CEO Sana Choudary talks about “How Zynga can turn its fate around in the next 6 months”
September 8, 2012
Unless you have been living under a rock you have seen the doom and gloom stories of Zynga—low Wall Street confidence, falling stock price, demotion and resignation of major executives and the list goes on. Industry veterans say it’s because Zynga has been focusing on tactics and metrics rather than creativity and innovation. Game designers say the non-gamer turned gamers have finally realized Zynga is giving them glorified slot machines filled with clicking grinds and meaningless rewards and that just doesn’t cut it anymore.
Meanwhile, Zynga’s fast follows have become faster–new skins of games launched by other developers with higher production quality, fancier sounds and shorter times before the player hits a paywall. All its games are based on doing that which has helped them succeed in the past—a zealous focus on traffic arbitrage, retention and monetization and iterating based on the metrics that measure them.
It is this metrics drive that helped it win against Playdom and Playfish by establishing and maintaining the strongest customer acquisition strategic position. Unfortunately for Zynga this strategy only contributes to company growth when you are expanding the pie by adding new non-gamers into the gamer mix. Many thanks to Tadhg Kelly for his detailed post describing Zynga’s current state of affairs.
To continue to grow, a new strategic position must be found and a metrics only approach cannot help provide insight into what that would be. This is because the insights that metrics provide are limited to what they have been designed to measure. They never help you ask new qualitative questions that the data does not reflect and in the famous words of Einstein: “Not everything that counts can be measured. Not everything that can be measured counts.”

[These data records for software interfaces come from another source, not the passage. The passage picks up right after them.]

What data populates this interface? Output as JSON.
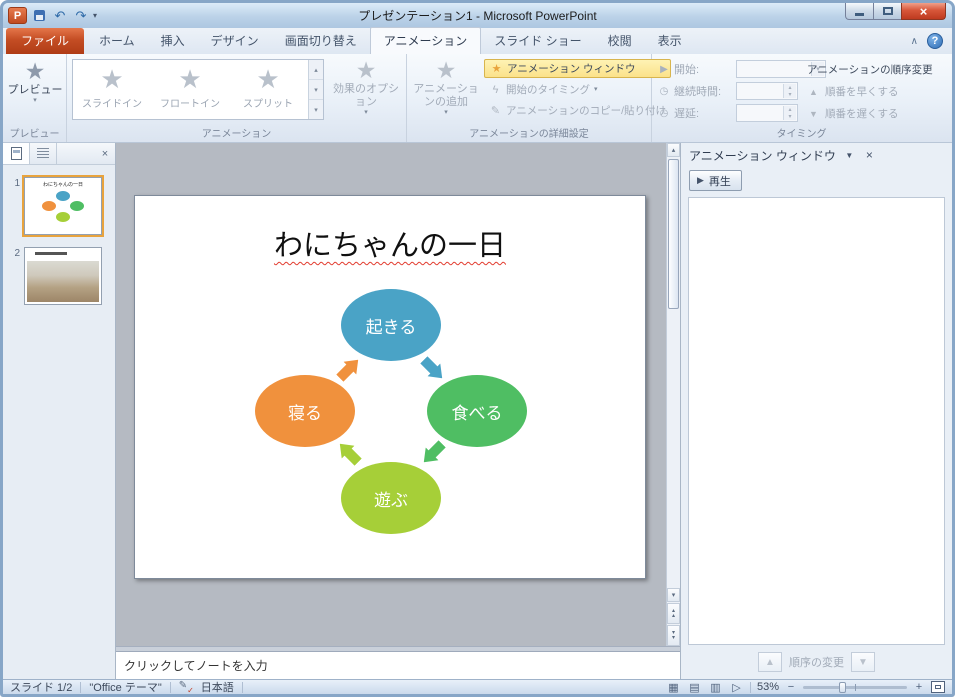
{
  "icons": {
    "app": "P",
    "undo": "↶",
    "redo": "↷",
    "dropdown": "▾",
    "help": "?",
    "collapse_ribbon": "∧",
    "star": "★",
    "play": "▶",
    "up": "▲",
    "down": "▼",
    "small_up": "▴",
    "small_down": "▾",
    "close": "×",
    "pencil": "✎",
    "check": "✓",
    "clock": "◷",
    "lightning": "ϟ",
    "minus": "−",
    "plus": "+",
    "view_normal": "▦",
    "view_sorter": "▤",
    "view_reading": "▥",
    "view_slideshow": "▷"
  },
  "window": {
    "title": "プレゼンテーション1 - Microsoft PowerPoint"
  },
  "tabs": {
    "file": "ファイル",
    "items": [
      "ホーム",
      "挿入",
      "デザイン",
      "画面切り替え",
      "アニメーション",
      "スライド ショー",
      "校閲",
      "表示"
    ]
  },
  "ribbon": {
    "preview": {
      "button": "プレビュー",
      "group": "プレビュー"
    },
    "animation": {
      "items": [
        "スライドイン",
        "フロートイン",
        "スプリット"
      ],
      "effect_options": "効果のオプション",
      "group": "アニメーション"
    },
    "advanced": {
      "add_animation": "アニメーションの追加",
      "animation_pane": "アニメーション ウィンドウ",
      "trigger": "開始のタイミング",
      "painter": "アニメーションのコピー/貼り付け",
      "group": "アニメーションの詳細設定"
    },
    "timing": {
      "start": "開始:",
      "duration": "継続時間:",
      "delay": "遅延:",
      "group": "タイミング",
      "reorder_title": "アニメーションの順序変更",
      "earlier": "順番を早くする",
      "later": "順番を遅くする"
    }
  },
  "slides_panel": {
    "slide1_number": "1",
    "slide2_number": "2"
  },
  "slide": {
    "title": "わにちゃんの一日",
    "shapes": [
      {
        "label": "起きる",
        "color": "#4AA3C6"
      },
      {
        "label": "食べる",
        "color": "#4FBE63"
      },
      {
        "label": "遊ぶ",
        "color": "#A6CF38"
      },
      {
        "label": "寝る",
        "color": "#F0913D"
      }
    ]
  },
  "notes": {
    "placeholder": "クリックしてノートを入力"
  },
  "animation_pane": {
    "title": "アニメーション ウィンドウ",
    "play": "再生",
    "reorder": "順序の変更"
  },
  "status": {
    "slide": "スライド 1/2",
    "theme": "\"Office テーマ\"",
    "language": "日本語",
    "zoom": "53%"
  }
}
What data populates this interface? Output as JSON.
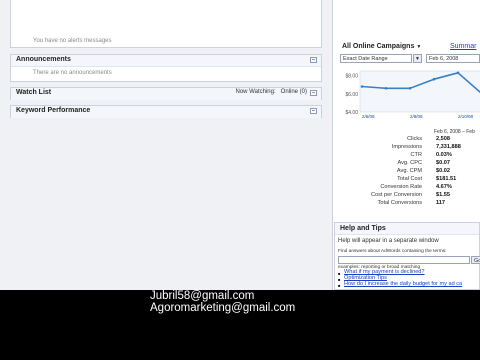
{
  "status_messages": {
    "text": "You have no alerts messages"
  },
  "announcements": {
    "title": "Announcements",
    "empty_text": "There are no announcements"
  },
  "watch_list": {
    "title": "Watch List",
    "now_watching_label": "Now Watching:",
    "now_watching_value": "Online (0)"
  },
  "keyword_performance": {
    "title": "Keyword Performance"
  },
  "campaigns": {
    "selected": "All Online Campaigns",
    "summary_link": "Summar",
    "date_range": "Exact Date Range",
    "start_date": "Feb 6, 2008"
  },
  "chart_data": {
    "type": "line",
    "x": [
      "2/6/08",
      "2/8/08",
      "2/10/08",
      "2/12/08",
      "2/14/08",
      "2/16/08"
    ],
    "x_tick_labels": [
      "2/6/08",
      "2/8/08",
      "2/10/08",
      "2/"
    ],
    "y_tick_labels": [
      "$8.00",
      "$6.00",
      "$4.00"
    ],
    "series": [
      {
        "values": [
          6.8,
          6.6,
          6.6,
          7.6,
          8.3,
          6.0
        ]
      }
    ],
    "ylim": [
      4,
      8.5
    ],
    "color": "#3a7fc4"
  },
  "stats": {
    "range_label": "Feb 6, 2008 – Feb",
    "rows": [
      {
        "label": "Clicks",
        "value": "2,508"
      },
      {
        "label": "Impressions",
        "value": "7,331,888"
      },
      {
        "label": "CTR",
        "value": "0.03%"
      },
      {
        "label": "Avg. CPC",
        "value": "$0.07"
      },
      {
        "label": "Avg. CPM",
        "value": "$0.02"
      },
      {
        "label": "Total Cost",
        "value": "$181.51"
      },
      {
        "label": "Conversion Rate",
        "value": "4.67%"
      },
      {
        "label": "Cost per Conversion",
        "value": "$1.55"
      },
      {
        "label": "Total Conversions",
        "value": "117"
      }
    ]
  },
  "help": {
    "title": "Help and Tips",
    "subtitle": "Help will appear in a separate window",
    "search_hint": "Find answers about AdWords containing the terms:",
    "search_button": "Go",
    "examples": "examples: reporting or broad matching",
    "links": [
      "What if my payment is declined?",
      "Optimization Tips",
      "How do I increase the daily budget for my ad ca"
    ]
  },
  "caption": {
    "line1": "Jubril58@gmail.com",
    "line2": "Agoromarketing@gmail.com"
  }
}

So how does Zynga find its new strategic position? After all they do have a large player base that believes and trusts in the Zynga brand to bring in new game experiences. The answer is the infusion to the company of new DNA primarily of developers who are focused on new game play innovation. To do this Zynga would have to do things very differently than what they are used to.
Invest in makers of innovative game franchises
Here is a list of Zynga’s acquisitions this year.
If you look closely at size of company, the number of games launched and their performance you will start seeing a trend. With the exception of one, all the acquisitions were talent acquisitions of teams bought in to scale up existing Zynga tech infrastructure. The one exception to this was OMGPOP, bought for Draw Something’s userbase as it was the same demo as Zynga’s existing mobile games.
None of these acquisitions were of studios bought for their ability to innovate on new ways to compete or make new types of games that meet underserved customer demos or unmet needs—the ingredients of truly innovative successful game IPs.
Those types of studios exist and despite the rocky investment climate for game studios* many of them have not only survived but thrived. They have passionate players playing the game for much longer lifetimes than the Zynga games (I have seen upwards of 9 month lifetimes in several games recently).
To get a choice to select from the best–Zynga should strategically invest in innovative franchise game creators that have shown some traction in initial user uptake and monetization at low or no distribution budgets. It should then leave these studios to create for 6-8 months on its own with little Zynga interference. At the end of this time any studio that has successfully created new innovative IPs even if it does not match Zynga’s demo should than be acquired to run an internal studio focused on fully leveraging that market.
Fix reputations problems in parallel to win win publishing deal offers
Zynga has become more active with publishing recently. From those who have entered these deals I have only heard good things. Unlike some of the Draconian “kill all other options for startup deals” offered by companies like 6waves, Zynga deals have been pretty fair—they do not own IP, do not require exclusive right of first refusal on sequels or future IPs. In short, they are letting your first born stay with you.
Unfortunately, the overwhelming majority of small to mid-sized developers (the truly innovative of the bunch) will never approach Zynga for publishing deals. A quick survey to YetiZen’s San Francisco Game Developer Workshop community which has over 5000 members came back with 61 percent of developers claiming they will never consider working with Zynga in any capacity.
This shouldn’t be surprising. Lets face it developers love digging on Zynga. Let’s stick it to the man! That being said, Zynga has had questionable practices in the past affecting developers. News travels fast in the developer community and reputations become entrenched.
At the end of the day most large publishers have the exact same key selling point to developers—a large distribution base. Some like Zynga have it and others buy it. What distinguishes publishers is reputation and personal relationships. Instead of believing this bad reputation is not a real issue and their fair deals will pave the way to bringing more developers to work with them, Zynga must really begin repairing its relationships with game developers.
The best way to do this is showing support for education in the game developer ecosystem. Sure at first developers will take pug shots but if Zynga consistently educates the market on what it has learned in launching various successful titles developers will start trusting it more, allowing it to adequately canvas the market for strong IPs it can publish.